In addition, paragraph 17 of PPG18 clearly states that an enforcement notice should not normally be issued solely to "regularise" development which is acceptable on its planning merits, but for which permission has not been sought. Instead local planning authority should persuade the owner to seek planning permission if it is required. It is worth noting that even this provision only applies where there has been "development", ie a material change of use.
In most cases, the chances are that a large shared HMO without planning can operate without problems. Frankly, in normal circumstances it is unlikely the local planning authority will take any action. In reality, with large shared HMOs, it has been suggested there is little they can do apart from bluff and intimidation, unless there has been unauthorised building work.
The approach the local planning authority is supposed to take when they discover unauthorised use is contradictory. The rules in PPG18 first state that the property owner should be encouraged to apply for planning permission. They then go on to say that if planning permission is likely to be granted then the local planning authority should not take enforcement action.

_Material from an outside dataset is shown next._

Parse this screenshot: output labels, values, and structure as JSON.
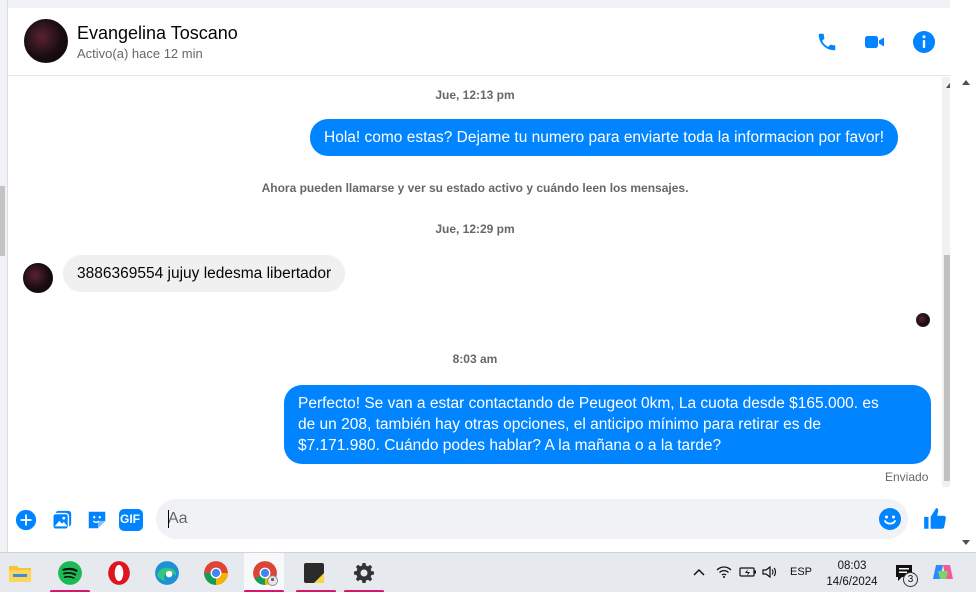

As stated in paragraph 17, annex A of circular 08/2010, although the control limit of six persons defines the scope of some planning classes, this does not imply that any excess of that number must constitute a breach of planning control. A material change of use will occur only where the total number of residents has increased to the point where it can be said that the use has intensified so as to become of a different character.
There are possibly about 100 student houses with more than six occupants. Some will have planning permission, but others have more than seven occupants. Therefore, assume that if City of York Council were to require these to be rented out to no more than six occupants this could create demand for (say) another 20 to 25 smaller student houses. In a time where the apparent intention is to control the number of student houses and given the doubt about the powers the council has, you have to wonder why this policy is being pursued.

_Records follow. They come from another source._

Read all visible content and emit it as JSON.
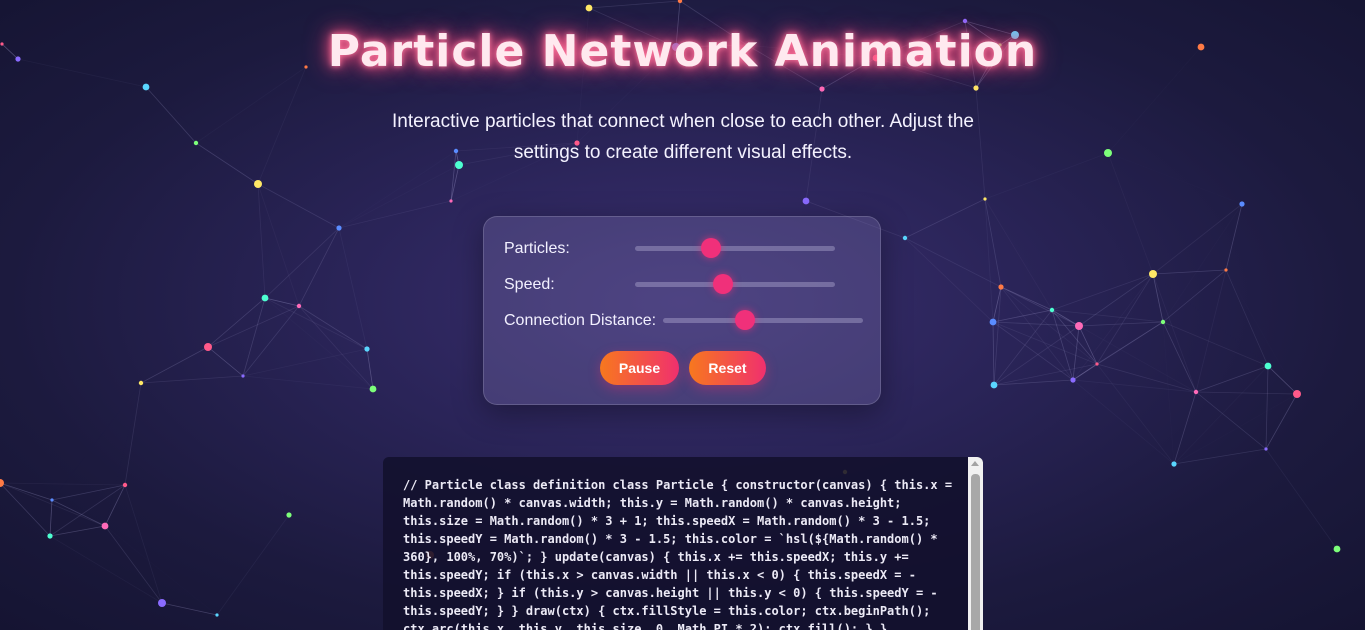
{
  "page": {
    "title": "Particle Network Animation",
    "subtitle": "Interactive particles that connect when close to each other. Adjust the settings to create different visual effects."
  },
  "controls": {
    "particles": {
      "label": "Particles:",
      "level": 0.38
    },
    "speed": {
      "label": "Speed:",
      "level": 0.44
    },
    "connection_distance": {
      "label": "Connection Distance:",
      "level": 0.41
    },
    "pause_label": "Pause",
    "reset_label": "Reset"
  },
  "code": {
    "text": "// Particle class definition class Particle { constructor(canvas) { this.x = Math.random() * canvas.width; this.y = Math.random() * canvas.height; this.size = Math.random() * 3 + 1; this.speedX = Math.random() * 3 - 1.5; this.speedY = Math.random() * 3 - 1.5; this.color = `hsl(${Math.random() * 360}, 100%, 70%)`; } update(canvas) { this.x += this.speedX; this.y += this.speedY; if (this.x > canvas.width || this.x < 0) { this.speedX = -this.speedX; } if (this.y > canvas.height || this.y < 0) { this.speedY = -this.speedY; } } draw(ctx) { ctx.fillStyle = this.color; ctx.beginPath(); ctx.arc(this.x, this.y, this.size, 0, Math.PI * 2); ctx.fill(); } }"
  },
  "colors": {
    "accent": "#f0307a",
    "button_gradient_start": "#f7781e",
    "button_gradient_end": "#f0306e",
    "title_glow": "#ff5a88",
    "particle_palette": [
      "#ff5a8a",
      "#8a6bff",
      "#5ad6ff",
      "#7dff7a",
      "#ffe866",
      "#ff7a45",
      "#5a8cff",
      "#4dffd1",
      "#ff6ab8"
    ]
  }
}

York could do with objective planning policy rather than subjective politics.
This article was written in March 2012 and certain points may be superseded.
Summary of terms:
|Communities and Local Government Circular 08/2010 - Changes to planning regulations for dwellinghouses and houses in multiple occupation|
|Town and Country Planning (Use Classes) Order 1987 (SI 764/1987)|
Constructive feedback on this information would be welcomed. If you have any comments please email firstname.lastname@example.org giving details of your suggested corrections or additions and clearly stating your name and interest (eg tenant, landlord or planning advisor). Your comments will be considered when the article is next updated.